The idea that digital exclusion could be disadvantaging a large chunk of New Zealand's population is at the heart of a community initiative to teach seniors the digital ropes.
Digital Seniors is a small trust in the Wairarapa aimed at helping older people understand technology better to protect against social exclusion.
Founder Cathy Hardinge said many seniors - who are expected to soon make up a quarter of the country's population - needed to be taught how to deal with traditional services such as banking being moved online.
"Even if they don't want to engage with technology, the world's changing and those services are changing," she said.
"They're being forced to move online and some seniors don't even have an email address."

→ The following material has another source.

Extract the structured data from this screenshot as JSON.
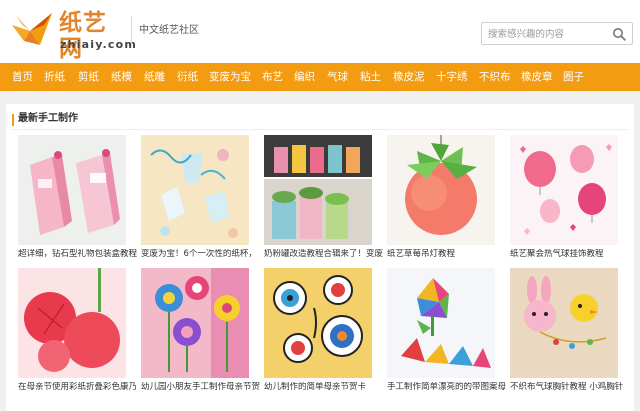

The volunteer-based "community story" is launching a pilot in Wairarapa, providing an 0800 technology helpline for older people, as well as individualised coaching programmes.

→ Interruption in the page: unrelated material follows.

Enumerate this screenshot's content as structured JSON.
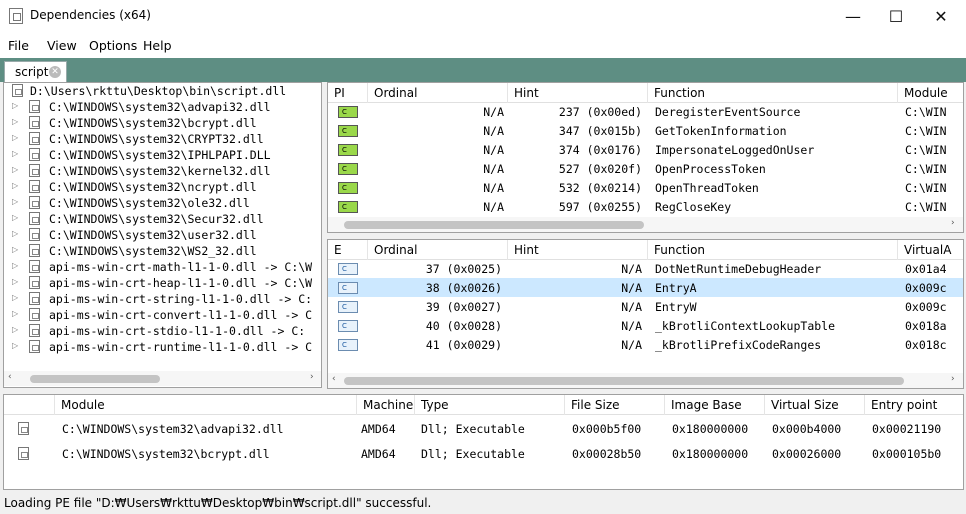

"This came out of a master's degree that I was doing," Hardinge said.
"I wanted my research to be on seniors' digital exclusion ... I didn't realise the problem was as big and as complex as it is.

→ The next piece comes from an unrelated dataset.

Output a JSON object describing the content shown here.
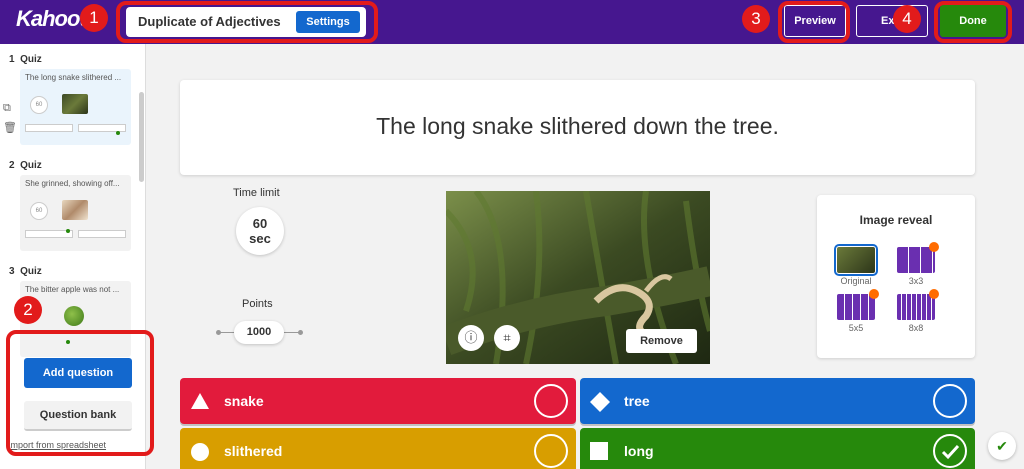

"I though 'gosh, whatever solution I come up with needs to go for that collective impact. We need as many seniors to benefit from this as possible.'"
The group could work with older people to enhance their lifestyle - for example by teaching people to video call family members who lived far away.
"I'm trying to bring in something to help seniors because what I'm seeing is that as technology advances the digital divide for seniors is getting bigger."
Digital Seniors is looking for volunteers in the Wairarapa area and aims to branch out to the rest of the country if all goes well.